Introducing $BMO$

The space of functions of bounded mean oscillation or $BMO$ arises when studying the space of functions whos deviation from the mean over cubes is bounded. In ways $BMO$ is similar to $L^\infty$, and it is often used as a replacement, however functions in $BMO$ may be unbounded. The classic example of this is $\log(x)$.

The space $BMO$ naturally arises in other situations too such as when studying singular integral operators, \begin{equation} f(x) \mapsto \int k(x,y) f(y)\, dy. \end{equation} These operators map $L^\infty$ to $BMO$.

For a complex-valued locally integrable function on $\mathbb{R}^n$ we define

\begin{equation} ||f||_{BMO} = \sup_Q \frac{1}{|Q|} \int_Q |f(x) - \text{Avg}_Q f| dx, \end{equation}

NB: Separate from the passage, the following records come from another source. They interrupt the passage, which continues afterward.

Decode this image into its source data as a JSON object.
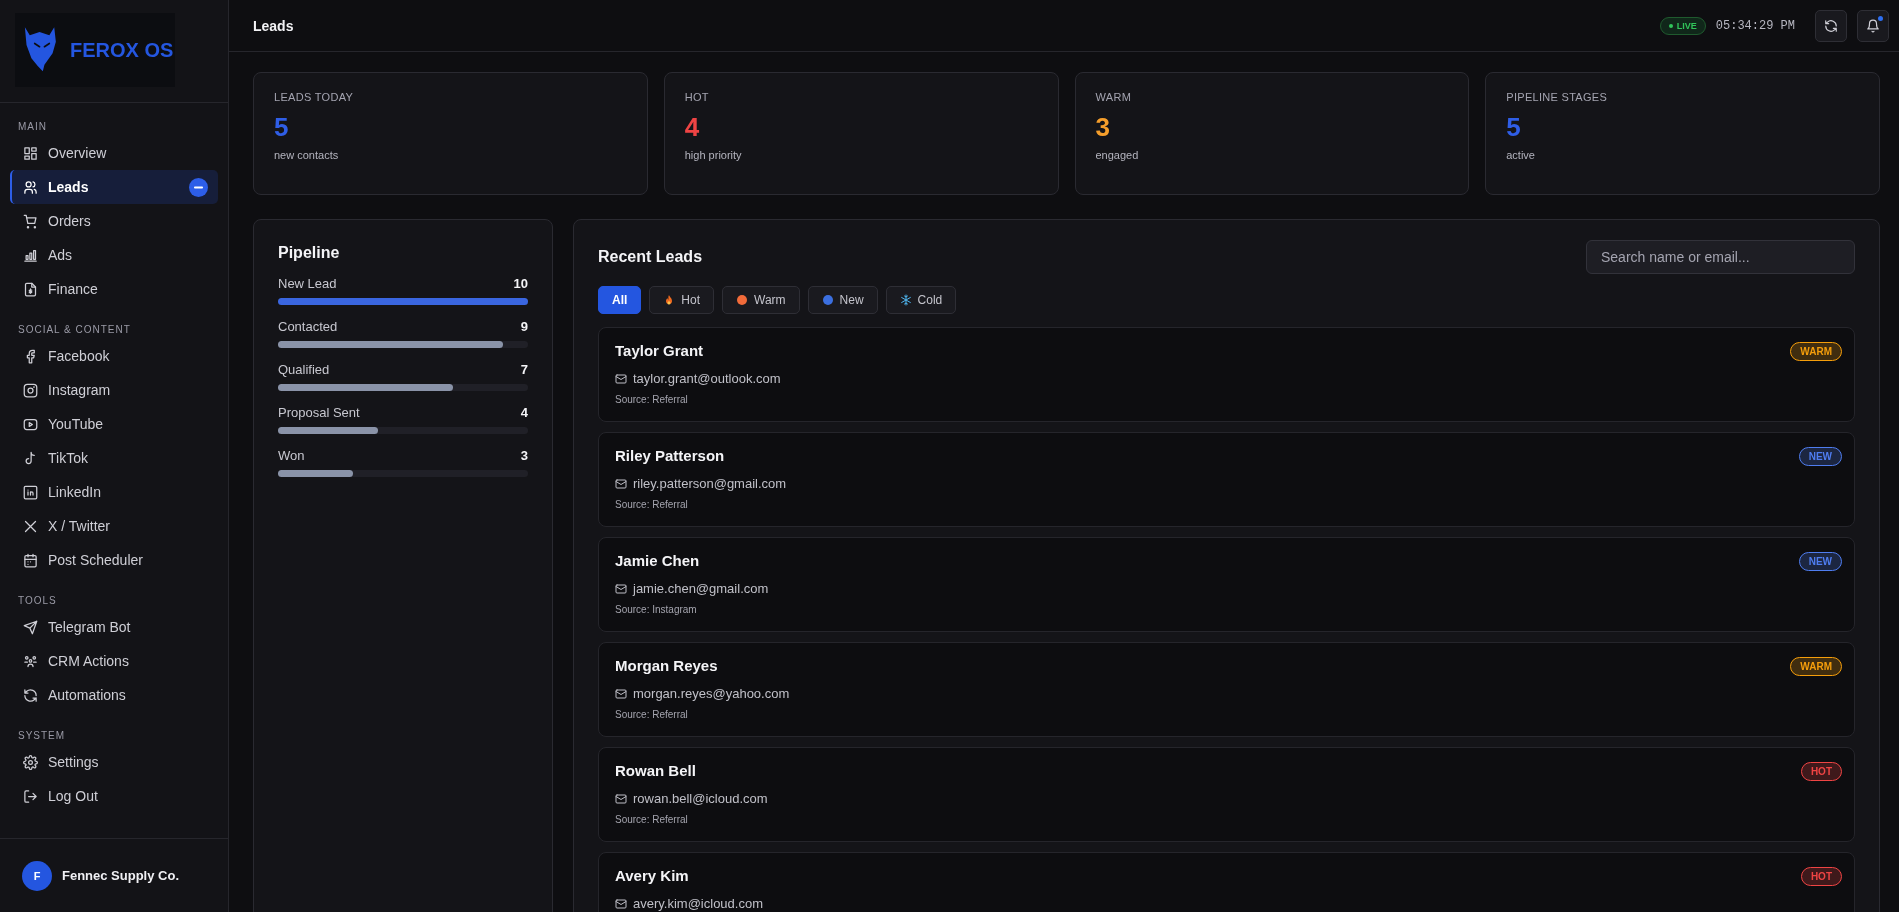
{
  "brand": {
    "name": "FEROX OS"
  },
  "sidebar": {
    "sections": [
      {
        "title": "MAIN",
        "items": [
          {
            "label": "Overview",
            "selected": false
          },
          {
            "label": "Leads",
            "selected": true
          },
          {
            "label": "Orders",
            "selected": false
          },
          {
            "label": "Ads",
            "selected": false
          },
          {
            "label": "Finance",
            "selected": false
          }
        ]
      },
      {
        "title": "SOCIAL & CONTENT",
        "items": [
          {
            "label": "Facebook",
            "selected": false
          },
          {
            "label": "Instagram",
            "selected": false
          },
          {
            "label": "YouTube",
            "selected": false
          },
          {
            "label": "TikTok",
            "selected": false
          },
          {
            "label": "LinkedIn",
            "selected": false
          },
          {
            "label": "X / Twitter",
            "selected": false
          },
          {
            "label": "Post Scheduler",
            "selected": false
          }
        ]
      },
      {
        "title": "TOOLS",
        "items": [
          {
            "label": "Telegram Bot",
            "selected": false
          },
          {
            "label": "CRM Actions",
            "selected": false
          },
          {
            "label": "Automations",
            "selected": false
          }
        ]
      },
      {
        "title": "SYSTEM",
        "items": [
          {
            "label": "Settings",
            "selected": false
          },
          {
            "label": "Log Out",
            "selected": false
          }
        ]
      }
    ],
    "account": {
      "initial": "F",
      "name": "Fennec Supply Co."
    }
  },
  "topbar": {
    "title": "Leads",
    "live": "LIVE",
    "time": "05:34:29 PM",
    "notification_dot": true
  },
  "stats": [
    {
      "label": "LEADS TODAY",
      "value": "5",
      "caption": "new contacts",
      "color": "#2f5ee6"
    },
    {
      "label": "HOT",
      "value": "4",
      "caption": "high priority",
      "color": "#ef4444"
    },
    {
      "label": "WARM",
      "value": "3",
      "caption": "engaged",
      "color": "#f59e2b"
    },
    {
      "label": "PIPELINE STAGES",
      "value": "5",
      "caption": "active",
      "color": "#2f5ee6"
    }
  ],
  "pipeline": {
    "title": "Pipeline",
    "stages": [
      {
        "label": "New Lead",
        "count": "10",
        "level": 1.0
      },
      {
        "label": "Contacted",
        "count": "9",
        "level": 0.9
      },
      {
        "label": "Qualified",
        "count": "7",
        "level": 0.7
      },
      {
        "label": "Proposal Sent",
        "count": "4",
        "level": 0.4
      },
      {
        "label": "Won",
        "count": "3",
        "level": 0.3
      }
    ]
  },
  "recent_leads": {
    "title": "Recent Leads",
    "search": {
      "placeholder": "Search name or email..."
    },
    "filters": [
      {
        "label": "All",
        "selected": true
      },
      {
        "label": "Hot",
        "selected": false
      },
      {
        "label": "Warm",
        "selected": false
      },
      {
        "label": "New",
        "selected": false
      },
      {
        "label": "Cold",
        "selected": false
      }
    ],
    "leads": [
      {
        "name": "Taylor Grant",
        "email": "taylor.grant@outlook.com",
        "source": "Source: Referral",
        "status": "WARM",
        "color": "#f59e0b"
      },
      {
        "name": "Riley Patterson",
        "email": "riley.patterson@gmail.com",
        "source": "Source: Referral",
        "status": "NEW",
        "color": "#4f7df0"
      },
      {
        "name": "Jamie Chen",
        "email": "jamie.chen@gmail.com",
        "source": "Source: Instagram",
        "status": "NEW",
        "color": "#4f7df0"
      },
      {
        "name": "Morgan Reyes",
        "email": "morgan.reyes@yahoo.com",
        "source": "Source: Referral",
        "status": "WARM",
        "color": "#f59e0b"
      },
      {
        "name": "Rowan Bell",
        "email": "rowan.bell@icloud.com",
        "source": "Source: Referral",
        "status": "HOT",
        "color": "#ef4444"
      },
      {
        "name": "Avery Kim",
        "email": "avery.kim@icloud.com",
        "status": "HOT",
        "color": "#ef4444"
      }
    ]
  }
}
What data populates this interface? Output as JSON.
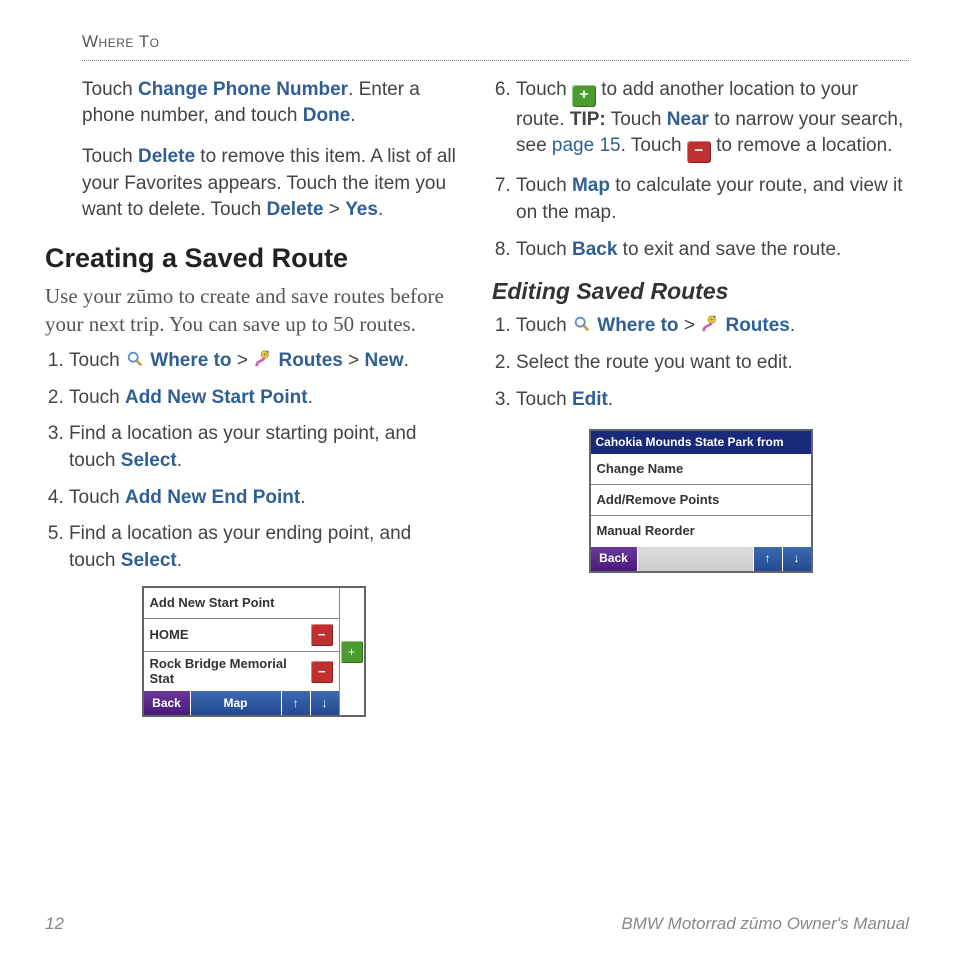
{
  "header": "Where To",
  "col1": {
    "p1_a": "Touch ",
    "p1_link1": "Change Phone Number",
    "p1_b": ". Enter a phone number, and touch ",
    "p1_link2": "Done",
    "p1_c": ".",
    "p2_a": "Touch ",
    "p2_link1": "Delete",
    "p2_b": " to remove this item. A list of all your Favorites appears. Touch the item you want to delete. Touch ",
    "p2_link2": "Delete",
    "p2_c": " > ",
    "p2_link3": "Yes",
    "p2_d": "."
  },
  "section_title": "Creating a Saved Route",
  "intro": "Use your zūmo to create and save routes before your next trip. You can save up to 50 routes.",
  "steps_a": {
    "s1_a": "Touch ",
    "s1_link1": " Where to",
    "s1_b": " > ",
    "s1_link2": " Routes",
    "s1_c": " > ",
    "s1_link3": "New",
    "s1_d": ".",
    "s2_a": "Touch ",
    "s2_link": "Add New Start Point",
    "s2_b": ".",
    "s3_a": "Find a location as your starting point, and touch ",
    "s3_link": "Select",
    "s3_b": ".",
    "s4_a": "Touch ",
    "s4_link": "Add New End Point",
    "s4_b": ".",
    "s5_a": "Find a location as your ending point, and touch ",
    "s5_link": "Select",
    "s5_b": "."
  },
  "device1": {
    "row1": "Add New Start Point",
    "row2": "HOME",
    "row3": "Rock Bridge Memorial Stat",
    "back": "Back",
    "map": "Map"
  },
  "steps_b": {
    "s6_a": "Touch ",
    "s6_b": " to add another location to your route. ",
    "s6_tip": "TIP:",
    "s6_c": " Touch ",
    "s6_link1": "Near",
    "s6_d": " to narrow your search, see ",
    "s6_page": "page 15",
    "s6_e": ". Touch ",
    "s6_f": " to remove a location.",
    "s7_a": "Touch ",
    "s7_link": "Map",
    "s7_b": " to calculate your route, and view it on the map.",
    "s8_a": "Touch ",
    "s8_link": "Back",
    "s8_b": " to exit and save the route."
  },
  "subsection": "Editing Saved Routes",
  "steps_c": {
    "s1_a": "Touch ",
    "s1_link1": " Where to",
    "s1_b": " > ",
    "s1_link2": " Routes",
    "s1_c": ".",
    "s2": "Select the route you want to edit.",
    "s3_a": "Touch ",
    "s3_link": "Edit",
    "s3_b": "."
  },
  "device2": {
    "title": "Cahokia Mounds State Park from",
    "row1": "Change Name",
    "row2": "Add/Remove Points",
    "row3": "Manual Reorder",
    "back": "Back"
  },
  "footer": {
    "page": "12",
    "title": "BMW Motorrad zūmo Owner's Manual"
  }
}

where the supremium is taken over all cubes $Q \subset \mathbb{R}^n$. This defines a norm when we take an equivalance class of functions that differ a.e. by a constant. We denote $BMO = \Big\lbrace f : \mathbb{R}^n \to \mathbb{C} \Big| ||f||_{BMO} < \infty \Big\rbrace$. In fact, $BMO$ is a Banach space that contains $L^\infty$.

Our definition for $BMO$ used cubes, but the definition using balls instead is equivalent.

Question: What other shapes could we use? How about $L^p$ balls for $1 \le p \le \infty$?